[[ The data open ]]
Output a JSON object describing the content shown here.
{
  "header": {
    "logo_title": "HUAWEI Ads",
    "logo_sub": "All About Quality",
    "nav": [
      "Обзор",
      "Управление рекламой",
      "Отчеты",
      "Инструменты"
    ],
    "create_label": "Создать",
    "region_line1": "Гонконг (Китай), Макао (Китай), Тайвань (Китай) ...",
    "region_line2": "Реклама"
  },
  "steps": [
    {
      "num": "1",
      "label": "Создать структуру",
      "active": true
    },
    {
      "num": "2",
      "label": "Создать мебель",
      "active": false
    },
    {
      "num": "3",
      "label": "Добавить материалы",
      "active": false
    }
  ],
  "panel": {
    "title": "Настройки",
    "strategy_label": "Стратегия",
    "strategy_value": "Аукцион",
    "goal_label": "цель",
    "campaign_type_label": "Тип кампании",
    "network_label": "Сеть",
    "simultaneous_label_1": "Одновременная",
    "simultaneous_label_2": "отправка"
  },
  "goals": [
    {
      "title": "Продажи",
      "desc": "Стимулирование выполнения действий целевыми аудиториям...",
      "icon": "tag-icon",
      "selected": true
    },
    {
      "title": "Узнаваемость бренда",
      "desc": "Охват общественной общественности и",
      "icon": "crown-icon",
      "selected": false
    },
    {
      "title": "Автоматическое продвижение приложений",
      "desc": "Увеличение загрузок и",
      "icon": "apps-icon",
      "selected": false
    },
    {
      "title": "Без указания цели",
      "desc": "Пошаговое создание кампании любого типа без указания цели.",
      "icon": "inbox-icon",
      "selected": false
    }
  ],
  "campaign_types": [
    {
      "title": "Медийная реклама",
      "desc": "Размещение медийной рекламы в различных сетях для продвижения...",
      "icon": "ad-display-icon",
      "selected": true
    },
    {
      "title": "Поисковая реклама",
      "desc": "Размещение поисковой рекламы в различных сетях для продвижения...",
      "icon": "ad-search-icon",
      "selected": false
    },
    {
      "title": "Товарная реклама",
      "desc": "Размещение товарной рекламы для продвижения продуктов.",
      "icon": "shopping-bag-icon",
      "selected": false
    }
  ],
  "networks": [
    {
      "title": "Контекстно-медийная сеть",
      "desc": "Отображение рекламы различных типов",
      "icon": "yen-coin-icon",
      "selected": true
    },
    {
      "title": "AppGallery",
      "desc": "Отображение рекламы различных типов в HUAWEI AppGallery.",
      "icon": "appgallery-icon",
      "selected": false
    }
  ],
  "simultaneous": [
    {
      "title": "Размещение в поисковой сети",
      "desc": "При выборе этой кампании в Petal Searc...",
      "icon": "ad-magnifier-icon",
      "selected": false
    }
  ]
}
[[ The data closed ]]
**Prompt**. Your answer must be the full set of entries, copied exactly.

**Exercise answer**.
Output a JSON object describing the content shown here.
{
  "header": {
    "logo_title": "HUAWEI Ads",
    "logo_sub": "All About Quality",
    "nav": [
      "Обзор",
      "Управление рекламой",
      "Отчеты",
      "Инструменты"
    ],
    "create_label": "Создать",
    "region_line1": "Гонконг (Китай), Макао (Китай), Тайвань (Китай) ...",
    "region_line2": "Реклама"
  },
  "steps": [
    {
      "num": "1",
      "label": "Создать структуру",
      "active": true
    },
    {
      "num": "2",
      "label": "Создать мебель",
      "active": false
    },
    {
      "num": "3",
      "label": "Добавить материалы",
      "active": false
    }
  ],
  "panel": {
    "title": "Настройки",
    "strategy_label": "Стратегия",
    "strategy_value": "Аукцион",
    "goal_label": "цель",
    "campaign_type_label": "Тип кампании",
    "network_label": "Сеть",
    "simultaneous_label_1": "Одновременная",
    "simultaneous_label_2": "отправка"
  },
  "goals": [
    {
      "title": "Продажи",
      "desc": "Стимулирование выполнения действий целевыми аудиториям...",
      "icon": "tag-icon",
      "selected": true
    },
    {
      "title": "Узнаваемость бренда",
      "desc": "Охват общественной общественности и",
      "icon": "crown-icon",
      "selected": false
    },
    {
      "title": "Автоматическое продвижение приложений",
      "desc": "Увеличение загрузок и",
      "icon": "apps-icon",
      "selected": false
    },
    {
      "title": "Без указания цели",
      "desc": "Пошаговое создание кампании любого типа без указания цели.",
      "icon": "inbox-icon",
      "selected": false
    }
  ],
  "campaign_types": [
    {
      "title": "Медийная реклама",
      "desc": "Размещение медийной рекламы в различных сетях для продвижения...",
      "icon": "ad-display-icon",
      "selected": true
    },
    {
      "title": "Поисковая реклама",
      "desc": "Размещение поисковой рекламы в различных сетях для продвижения...",
      "icon": "ad-search-icon",
      "selected": false
    },
    {
      "title": "Товарная реклама",
      "desc": "Размещение товарной рекламы для продвижения продуктов.",
      "icon": "shopping-bag-icon",
      "selected": false
    }
  ],
  "networks": [
    {
      "title": "Контекстно-медийная сеть",
      "desc": "Отображение рекламы различных типов",
      "icon": "yen-coin-icon",
      "selected": true
    },
    {
      "title": "AppGallery",
      "desc": "Отображение рекламы различных типов в HUAWEI AppGallery.",
      "icon": "appgallery-icon",
      "selected": false
    }
  ],
  "simultaneous": [
    {
      "title": "Размещение в поисковой сети",
      "desc": "При выборе этой кампании в Petal Searc...",
      "icon": "ad-magnifier-icon",
      "selected": false
    }
  ]
}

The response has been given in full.